Every line in the entries that holds "Show" should be identified and copied.

Collected data entries:
*** Block opens ***

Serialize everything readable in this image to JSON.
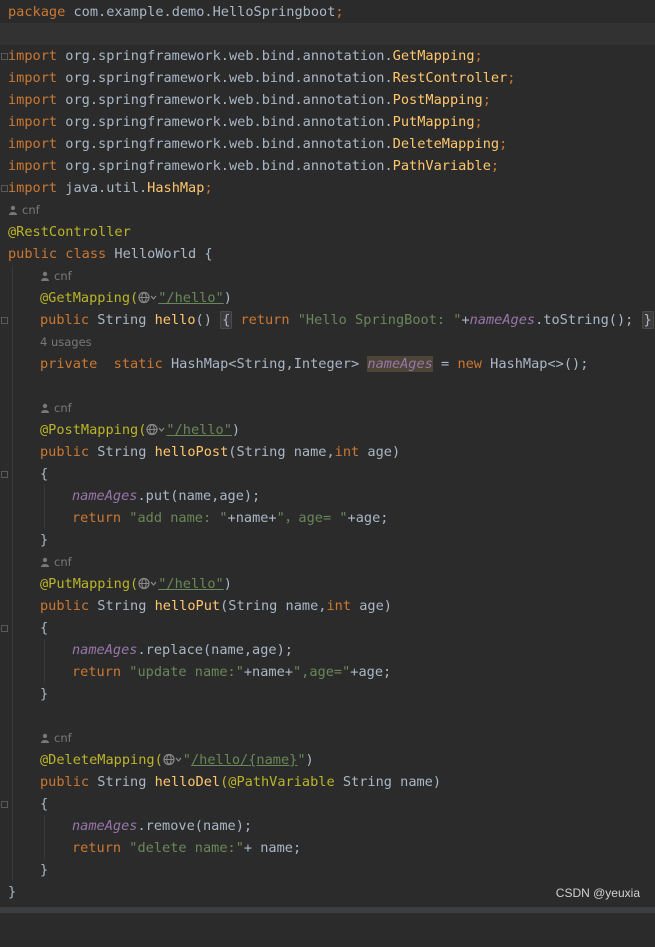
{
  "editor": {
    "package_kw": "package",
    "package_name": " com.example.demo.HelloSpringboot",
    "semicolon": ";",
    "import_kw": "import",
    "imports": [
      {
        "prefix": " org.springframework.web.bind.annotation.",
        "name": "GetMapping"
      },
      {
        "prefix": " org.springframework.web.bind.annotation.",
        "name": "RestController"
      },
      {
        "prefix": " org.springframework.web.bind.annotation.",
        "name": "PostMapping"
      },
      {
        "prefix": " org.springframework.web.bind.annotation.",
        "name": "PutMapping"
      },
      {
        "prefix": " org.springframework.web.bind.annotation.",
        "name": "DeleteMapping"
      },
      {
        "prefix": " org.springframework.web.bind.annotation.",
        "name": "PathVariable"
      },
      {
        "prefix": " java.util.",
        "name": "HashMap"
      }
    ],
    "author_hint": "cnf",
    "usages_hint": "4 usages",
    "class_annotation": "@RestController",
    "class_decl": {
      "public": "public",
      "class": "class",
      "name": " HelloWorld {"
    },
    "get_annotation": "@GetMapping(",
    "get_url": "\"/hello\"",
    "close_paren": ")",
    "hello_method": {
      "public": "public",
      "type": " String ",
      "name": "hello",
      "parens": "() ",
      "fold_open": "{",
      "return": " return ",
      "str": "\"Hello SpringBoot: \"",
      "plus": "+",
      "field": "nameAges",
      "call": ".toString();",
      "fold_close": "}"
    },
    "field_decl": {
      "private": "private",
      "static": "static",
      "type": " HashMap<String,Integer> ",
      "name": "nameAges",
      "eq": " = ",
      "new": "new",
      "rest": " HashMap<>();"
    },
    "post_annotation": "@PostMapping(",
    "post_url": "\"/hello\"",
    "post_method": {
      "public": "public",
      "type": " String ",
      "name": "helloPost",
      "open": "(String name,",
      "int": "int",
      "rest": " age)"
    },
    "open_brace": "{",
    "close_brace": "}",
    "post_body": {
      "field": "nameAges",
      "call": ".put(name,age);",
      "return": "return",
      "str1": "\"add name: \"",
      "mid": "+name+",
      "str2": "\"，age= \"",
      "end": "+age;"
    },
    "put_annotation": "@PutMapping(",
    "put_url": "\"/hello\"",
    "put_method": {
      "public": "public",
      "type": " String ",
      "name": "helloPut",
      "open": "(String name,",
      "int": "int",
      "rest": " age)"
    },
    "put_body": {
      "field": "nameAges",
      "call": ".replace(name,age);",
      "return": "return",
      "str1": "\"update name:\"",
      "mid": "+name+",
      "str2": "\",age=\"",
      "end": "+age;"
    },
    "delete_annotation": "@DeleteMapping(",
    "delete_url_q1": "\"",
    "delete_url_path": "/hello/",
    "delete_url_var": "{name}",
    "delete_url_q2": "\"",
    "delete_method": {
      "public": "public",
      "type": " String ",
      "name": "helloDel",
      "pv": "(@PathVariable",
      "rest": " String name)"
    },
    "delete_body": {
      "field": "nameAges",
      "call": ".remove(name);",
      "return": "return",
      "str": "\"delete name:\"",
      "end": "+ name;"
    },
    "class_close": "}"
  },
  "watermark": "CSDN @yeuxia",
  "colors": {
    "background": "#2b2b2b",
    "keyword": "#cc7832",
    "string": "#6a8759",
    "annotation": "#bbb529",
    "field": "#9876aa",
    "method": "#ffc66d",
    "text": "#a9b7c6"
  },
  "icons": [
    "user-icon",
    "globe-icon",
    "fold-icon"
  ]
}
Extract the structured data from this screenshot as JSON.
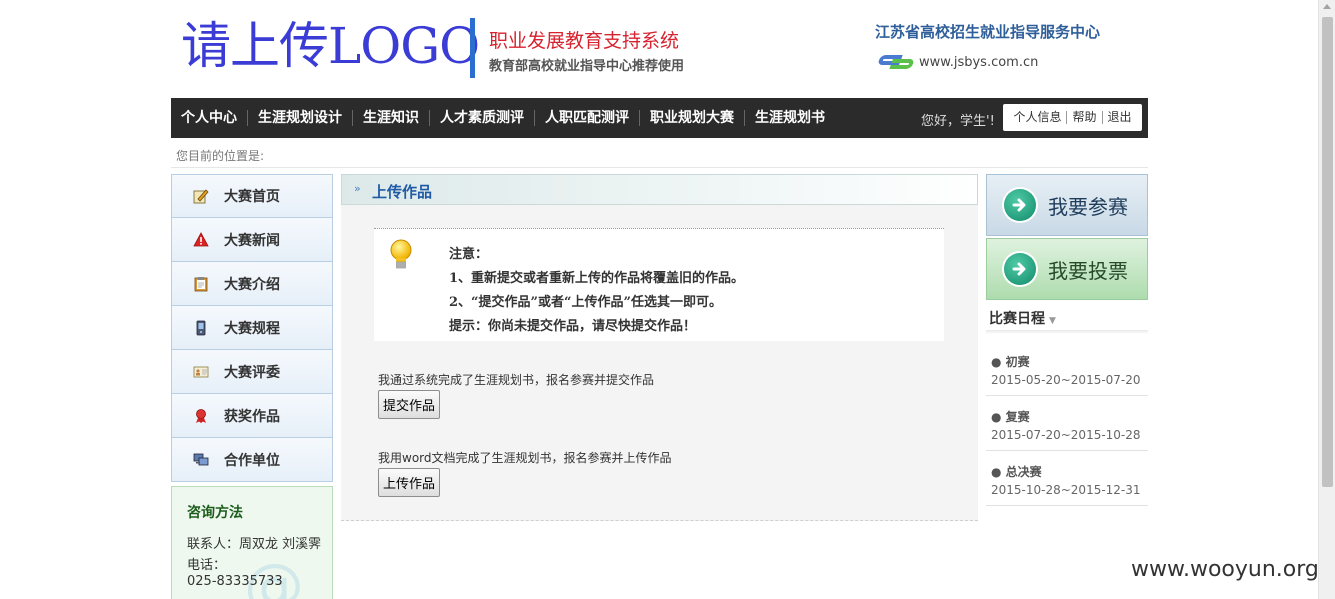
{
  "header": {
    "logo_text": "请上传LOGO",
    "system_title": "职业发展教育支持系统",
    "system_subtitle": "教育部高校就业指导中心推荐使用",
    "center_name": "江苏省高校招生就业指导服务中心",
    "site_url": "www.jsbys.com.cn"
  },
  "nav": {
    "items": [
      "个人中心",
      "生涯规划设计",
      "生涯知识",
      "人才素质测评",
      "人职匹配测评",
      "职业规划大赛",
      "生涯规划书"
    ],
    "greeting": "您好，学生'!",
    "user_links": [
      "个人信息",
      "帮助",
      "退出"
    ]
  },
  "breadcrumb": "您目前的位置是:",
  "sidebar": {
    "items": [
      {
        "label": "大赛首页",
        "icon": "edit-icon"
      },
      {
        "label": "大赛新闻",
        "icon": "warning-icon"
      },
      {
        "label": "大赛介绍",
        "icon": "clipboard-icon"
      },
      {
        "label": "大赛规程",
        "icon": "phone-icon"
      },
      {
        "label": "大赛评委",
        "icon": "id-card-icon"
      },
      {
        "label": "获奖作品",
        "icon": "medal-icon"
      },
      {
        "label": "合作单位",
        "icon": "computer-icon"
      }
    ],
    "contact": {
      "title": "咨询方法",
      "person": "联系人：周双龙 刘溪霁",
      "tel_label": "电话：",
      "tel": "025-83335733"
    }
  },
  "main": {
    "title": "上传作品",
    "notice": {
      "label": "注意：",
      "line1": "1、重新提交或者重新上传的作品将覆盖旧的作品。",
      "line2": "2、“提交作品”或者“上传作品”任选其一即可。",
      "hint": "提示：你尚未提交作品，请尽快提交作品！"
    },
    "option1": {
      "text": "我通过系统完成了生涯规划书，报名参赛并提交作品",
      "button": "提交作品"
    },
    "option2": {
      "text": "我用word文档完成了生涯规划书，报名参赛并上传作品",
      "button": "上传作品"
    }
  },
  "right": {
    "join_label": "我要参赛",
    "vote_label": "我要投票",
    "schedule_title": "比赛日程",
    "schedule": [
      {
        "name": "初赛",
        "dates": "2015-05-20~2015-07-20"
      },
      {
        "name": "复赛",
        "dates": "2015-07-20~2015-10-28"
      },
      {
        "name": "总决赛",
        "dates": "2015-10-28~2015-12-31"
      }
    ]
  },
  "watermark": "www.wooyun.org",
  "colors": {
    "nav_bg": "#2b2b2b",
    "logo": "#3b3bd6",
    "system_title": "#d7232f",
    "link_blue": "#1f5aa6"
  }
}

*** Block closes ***
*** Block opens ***

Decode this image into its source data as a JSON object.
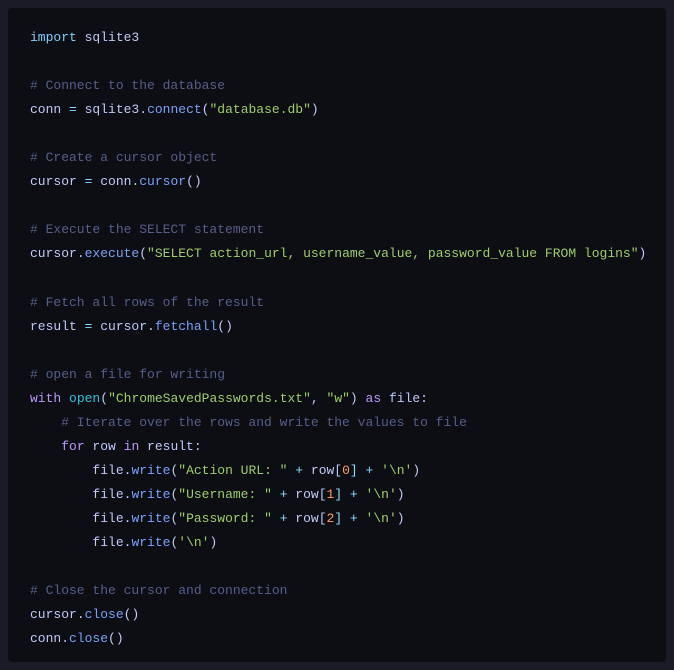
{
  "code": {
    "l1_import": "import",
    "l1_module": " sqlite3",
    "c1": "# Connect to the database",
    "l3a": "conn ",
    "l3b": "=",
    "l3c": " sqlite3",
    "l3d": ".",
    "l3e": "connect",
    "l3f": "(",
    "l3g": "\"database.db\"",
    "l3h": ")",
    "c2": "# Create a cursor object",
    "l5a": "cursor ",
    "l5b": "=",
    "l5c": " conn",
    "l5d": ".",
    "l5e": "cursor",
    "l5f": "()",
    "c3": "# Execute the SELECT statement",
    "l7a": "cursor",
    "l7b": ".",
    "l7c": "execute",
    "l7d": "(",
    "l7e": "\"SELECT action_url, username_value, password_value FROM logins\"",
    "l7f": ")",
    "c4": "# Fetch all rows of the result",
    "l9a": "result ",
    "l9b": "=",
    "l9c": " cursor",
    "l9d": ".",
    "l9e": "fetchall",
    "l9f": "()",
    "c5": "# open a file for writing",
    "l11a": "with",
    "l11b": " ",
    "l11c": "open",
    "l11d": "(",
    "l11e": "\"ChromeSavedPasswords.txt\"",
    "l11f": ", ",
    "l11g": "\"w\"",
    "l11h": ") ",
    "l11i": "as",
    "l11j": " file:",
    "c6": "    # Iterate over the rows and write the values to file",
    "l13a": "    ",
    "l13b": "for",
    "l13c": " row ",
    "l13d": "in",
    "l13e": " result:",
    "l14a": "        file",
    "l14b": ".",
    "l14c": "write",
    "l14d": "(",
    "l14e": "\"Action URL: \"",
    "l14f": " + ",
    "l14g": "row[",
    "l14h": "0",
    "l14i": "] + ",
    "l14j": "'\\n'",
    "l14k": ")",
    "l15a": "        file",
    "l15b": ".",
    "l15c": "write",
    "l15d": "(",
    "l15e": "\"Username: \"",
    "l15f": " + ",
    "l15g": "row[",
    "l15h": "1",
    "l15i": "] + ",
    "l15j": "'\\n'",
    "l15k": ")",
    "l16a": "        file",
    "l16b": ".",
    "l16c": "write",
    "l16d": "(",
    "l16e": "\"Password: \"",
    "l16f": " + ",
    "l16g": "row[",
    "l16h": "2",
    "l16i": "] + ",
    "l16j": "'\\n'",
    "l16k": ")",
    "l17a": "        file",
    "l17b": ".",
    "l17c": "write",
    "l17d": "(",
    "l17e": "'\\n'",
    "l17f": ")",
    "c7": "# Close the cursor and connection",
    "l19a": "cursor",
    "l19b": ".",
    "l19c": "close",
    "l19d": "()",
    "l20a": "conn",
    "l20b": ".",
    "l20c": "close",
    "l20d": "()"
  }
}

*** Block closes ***
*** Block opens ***

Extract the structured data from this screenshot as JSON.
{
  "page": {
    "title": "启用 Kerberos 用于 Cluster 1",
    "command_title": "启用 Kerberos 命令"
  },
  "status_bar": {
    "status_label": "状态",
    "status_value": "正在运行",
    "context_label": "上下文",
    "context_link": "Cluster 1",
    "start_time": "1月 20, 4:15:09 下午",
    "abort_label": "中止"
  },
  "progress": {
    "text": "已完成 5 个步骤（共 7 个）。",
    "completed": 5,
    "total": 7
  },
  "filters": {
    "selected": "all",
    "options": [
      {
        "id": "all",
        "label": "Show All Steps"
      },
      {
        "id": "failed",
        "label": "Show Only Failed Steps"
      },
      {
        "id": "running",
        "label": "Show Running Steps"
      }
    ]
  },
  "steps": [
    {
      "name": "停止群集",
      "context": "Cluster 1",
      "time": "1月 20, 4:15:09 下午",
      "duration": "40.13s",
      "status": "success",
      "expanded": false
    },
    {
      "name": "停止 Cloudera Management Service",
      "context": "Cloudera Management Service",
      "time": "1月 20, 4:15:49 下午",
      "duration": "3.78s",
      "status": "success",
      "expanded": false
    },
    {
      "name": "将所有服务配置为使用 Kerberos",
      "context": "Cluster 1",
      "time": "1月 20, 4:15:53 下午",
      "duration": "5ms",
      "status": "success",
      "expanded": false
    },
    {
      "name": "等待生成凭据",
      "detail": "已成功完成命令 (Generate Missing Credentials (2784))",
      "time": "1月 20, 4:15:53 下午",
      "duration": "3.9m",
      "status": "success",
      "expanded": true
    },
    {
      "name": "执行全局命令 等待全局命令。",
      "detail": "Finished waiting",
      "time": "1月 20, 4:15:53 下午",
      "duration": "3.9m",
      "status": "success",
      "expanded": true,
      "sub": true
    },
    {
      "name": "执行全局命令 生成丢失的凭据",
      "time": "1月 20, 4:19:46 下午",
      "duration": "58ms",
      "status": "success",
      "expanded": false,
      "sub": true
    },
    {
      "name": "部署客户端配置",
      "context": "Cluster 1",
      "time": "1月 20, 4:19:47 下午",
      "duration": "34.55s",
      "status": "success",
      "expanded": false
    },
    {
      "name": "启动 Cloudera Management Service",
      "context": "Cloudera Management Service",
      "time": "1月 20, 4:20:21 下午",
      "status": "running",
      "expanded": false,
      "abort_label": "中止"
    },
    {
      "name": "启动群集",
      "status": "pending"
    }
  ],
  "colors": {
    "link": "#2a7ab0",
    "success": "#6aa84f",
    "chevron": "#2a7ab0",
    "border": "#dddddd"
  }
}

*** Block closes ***

■ Expected answer ■
        "label": "Show All Steps"
        "label": "Show Only Failed Steps"
        "label": "Show Running Steps"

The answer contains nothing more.